We should not be satisfied with that – as I said, it’s simply untenable. Which is why events like this are such a great benefit, because we need these forums where we can bring people together to talk about how to keep the momentum going.
So I’m asked regularly by industry leaders, what should we be doing with regard to cannabis banking? First of all, I would encourage you to continue looking forward. Events like this are a big help, because I believe it’s important that we “normalize” talking about these kinds of issues in a straightforward way.
One thing I note in my talks on this issue is that in my previous tenure on the NCUA, back in 2005-2009, I probably wouldn’t have bothered to speak to an event about marijuana legalization and financial services, and for that matter I probably wouldn’t have been invited. So the fact that we’re having discussions now is a testament to the remarkable pace of change.

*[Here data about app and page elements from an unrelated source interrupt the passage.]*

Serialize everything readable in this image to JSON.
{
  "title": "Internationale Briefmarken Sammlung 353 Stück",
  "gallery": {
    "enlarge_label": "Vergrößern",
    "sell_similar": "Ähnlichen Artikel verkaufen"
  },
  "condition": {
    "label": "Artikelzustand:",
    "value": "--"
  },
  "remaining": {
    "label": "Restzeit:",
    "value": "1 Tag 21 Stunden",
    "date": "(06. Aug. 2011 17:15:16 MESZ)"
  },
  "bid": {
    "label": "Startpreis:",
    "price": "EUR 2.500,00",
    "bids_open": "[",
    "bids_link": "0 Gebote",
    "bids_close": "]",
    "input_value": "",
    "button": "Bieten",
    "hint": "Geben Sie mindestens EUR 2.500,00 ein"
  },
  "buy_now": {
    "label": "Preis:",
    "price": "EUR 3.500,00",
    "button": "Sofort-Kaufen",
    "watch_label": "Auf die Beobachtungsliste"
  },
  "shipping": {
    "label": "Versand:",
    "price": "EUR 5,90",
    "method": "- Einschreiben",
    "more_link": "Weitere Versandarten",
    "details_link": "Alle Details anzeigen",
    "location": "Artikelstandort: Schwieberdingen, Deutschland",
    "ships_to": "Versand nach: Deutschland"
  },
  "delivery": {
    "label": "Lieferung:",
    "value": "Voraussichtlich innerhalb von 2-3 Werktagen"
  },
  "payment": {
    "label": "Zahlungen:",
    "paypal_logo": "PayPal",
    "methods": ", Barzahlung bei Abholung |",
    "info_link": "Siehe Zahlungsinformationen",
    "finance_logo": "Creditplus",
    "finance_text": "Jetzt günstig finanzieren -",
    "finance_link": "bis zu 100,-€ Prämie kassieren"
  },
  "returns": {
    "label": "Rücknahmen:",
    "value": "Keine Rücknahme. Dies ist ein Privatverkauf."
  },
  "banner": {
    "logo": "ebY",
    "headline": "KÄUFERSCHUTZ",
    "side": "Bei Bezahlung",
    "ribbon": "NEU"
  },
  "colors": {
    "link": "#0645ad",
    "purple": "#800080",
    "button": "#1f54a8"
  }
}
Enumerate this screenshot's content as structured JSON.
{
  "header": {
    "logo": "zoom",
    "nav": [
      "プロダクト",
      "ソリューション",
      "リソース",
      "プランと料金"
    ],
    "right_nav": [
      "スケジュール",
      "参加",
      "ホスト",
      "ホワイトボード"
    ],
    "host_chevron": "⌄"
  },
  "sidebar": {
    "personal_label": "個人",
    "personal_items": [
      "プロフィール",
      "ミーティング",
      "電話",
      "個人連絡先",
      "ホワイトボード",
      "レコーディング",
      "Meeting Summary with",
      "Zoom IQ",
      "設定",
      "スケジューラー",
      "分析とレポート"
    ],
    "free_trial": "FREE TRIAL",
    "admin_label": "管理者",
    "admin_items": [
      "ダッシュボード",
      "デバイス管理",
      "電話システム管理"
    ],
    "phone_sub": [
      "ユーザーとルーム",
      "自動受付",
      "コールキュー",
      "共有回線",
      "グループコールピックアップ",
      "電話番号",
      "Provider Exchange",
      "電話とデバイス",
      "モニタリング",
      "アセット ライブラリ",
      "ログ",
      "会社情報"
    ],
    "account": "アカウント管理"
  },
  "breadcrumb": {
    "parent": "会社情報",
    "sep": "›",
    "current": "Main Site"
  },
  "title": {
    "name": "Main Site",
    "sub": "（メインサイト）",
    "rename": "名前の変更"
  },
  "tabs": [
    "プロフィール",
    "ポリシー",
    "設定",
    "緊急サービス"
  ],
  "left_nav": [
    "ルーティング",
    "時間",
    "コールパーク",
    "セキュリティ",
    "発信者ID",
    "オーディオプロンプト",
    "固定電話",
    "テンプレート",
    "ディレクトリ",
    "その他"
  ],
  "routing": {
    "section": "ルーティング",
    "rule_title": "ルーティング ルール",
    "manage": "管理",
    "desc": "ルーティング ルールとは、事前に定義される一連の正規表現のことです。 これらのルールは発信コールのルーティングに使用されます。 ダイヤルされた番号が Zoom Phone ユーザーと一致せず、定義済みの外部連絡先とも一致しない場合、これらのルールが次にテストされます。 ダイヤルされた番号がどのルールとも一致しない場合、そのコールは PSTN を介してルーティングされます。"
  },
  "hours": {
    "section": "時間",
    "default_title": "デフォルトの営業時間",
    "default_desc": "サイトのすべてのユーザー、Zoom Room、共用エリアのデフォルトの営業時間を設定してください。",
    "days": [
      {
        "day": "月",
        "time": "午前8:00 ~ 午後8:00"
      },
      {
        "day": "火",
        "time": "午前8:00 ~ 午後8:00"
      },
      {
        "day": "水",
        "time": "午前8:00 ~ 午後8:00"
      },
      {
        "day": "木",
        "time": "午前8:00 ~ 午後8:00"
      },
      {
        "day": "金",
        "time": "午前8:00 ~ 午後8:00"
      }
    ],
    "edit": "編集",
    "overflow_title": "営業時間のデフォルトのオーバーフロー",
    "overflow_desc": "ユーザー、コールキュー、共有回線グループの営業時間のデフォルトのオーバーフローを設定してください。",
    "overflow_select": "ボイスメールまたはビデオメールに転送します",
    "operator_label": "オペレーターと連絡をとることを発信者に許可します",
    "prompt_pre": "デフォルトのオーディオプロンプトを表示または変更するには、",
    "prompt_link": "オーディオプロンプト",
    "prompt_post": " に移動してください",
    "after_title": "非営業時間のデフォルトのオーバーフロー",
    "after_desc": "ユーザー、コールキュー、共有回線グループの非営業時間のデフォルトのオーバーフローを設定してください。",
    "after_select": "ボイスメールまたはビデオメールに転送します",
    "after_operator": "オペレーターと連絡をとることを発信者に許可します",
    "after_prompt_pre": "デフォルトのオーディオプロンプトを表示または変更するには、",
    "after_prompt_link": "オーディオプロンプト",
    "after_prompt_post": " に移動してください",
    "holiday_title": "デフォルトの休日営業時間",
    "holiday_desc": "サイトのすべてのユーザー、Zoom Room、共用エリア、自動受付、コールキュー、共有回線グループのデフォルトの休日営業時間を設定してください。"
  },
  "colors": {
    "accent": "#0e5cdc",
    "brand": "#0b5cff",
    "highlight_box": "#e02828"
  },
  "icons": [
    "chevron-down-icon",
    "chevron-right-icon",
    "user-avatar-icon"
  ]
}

Moreover, I’ve been impressed with the efforts I’ve seen from NASCUS and other leading industry associations in terms of your educational efforts and advocacy, and would encourage to keep up the good work. I also encourage you to step up your efforts to talk with and work with leaders in the cannabis industry, if you’re not already doing so. It might even be constructive to coordinate your meetings and events with some of the leading industry advocates, to further deepen the relationships and develop a shared sense of purpose on what needs to be done.
One thing I emphasize when I talk about this issue is that I have no particular personal or professional investment in the debate over marijuana legalization or the rise of the industry surrounding legalized marijuana. I’m not a cannabis user, and I have no financial interest in the industry.
Moreover, as I noted, it’s unusual for a regulator to take such a forthright position on legislative matters – typically, regulators prefer to focus on applying statutes as written, and perhaps offer some advice and expertise to lawmakers when asked. In fact, I’ve even been warned not to go quite so far, which is advice that isn’t always easy for me to take! It might have been a lot easier for me to simply remain on the sidelines and wait for Congress to act, one day.
But I would say that the writing on the wall is clear, and that while full legalization of cannabis at the federal level has not happened, we should see it as a foregone conclusion. It’s no longer a question of “if,” but “when.” And I believe that if that’s the case, policymakers and leaders have a responsibility to face up that reality and provide the leadership and guidance that’s needed to put this industry on a legal footing with regard to financial services. At this point, regulators are doing that, and in fact, many members of Congress are doing that. But what needs to follow is definitive action.
Since I’ve started talking about this over the last year, I’ve been pleasantly surprised by the positive reaction. Financial services leaders, state regulators, people in the cannabis industry – people thank me for taking a strong stance on this issue.
I appreciate that reaction, and I even find it gratifying, but I’m truly not fishing for praise here. There’s an old line from President Ronald Reagan that I like a lot, one I’m sure you’ve heard: “There is no limit to the amount of good you can do if you don’t care who gets the credit.” That’s sage advice, and pertinent to our mission here. In this case, our job is to focus on the task at hand and find ways to work together to continue generating the needed momentum. Getting the job done – through full Congressional legislative action normalizing banking services for the growing cannabis industry – should be more than enough credit for all of us. Thank you very much.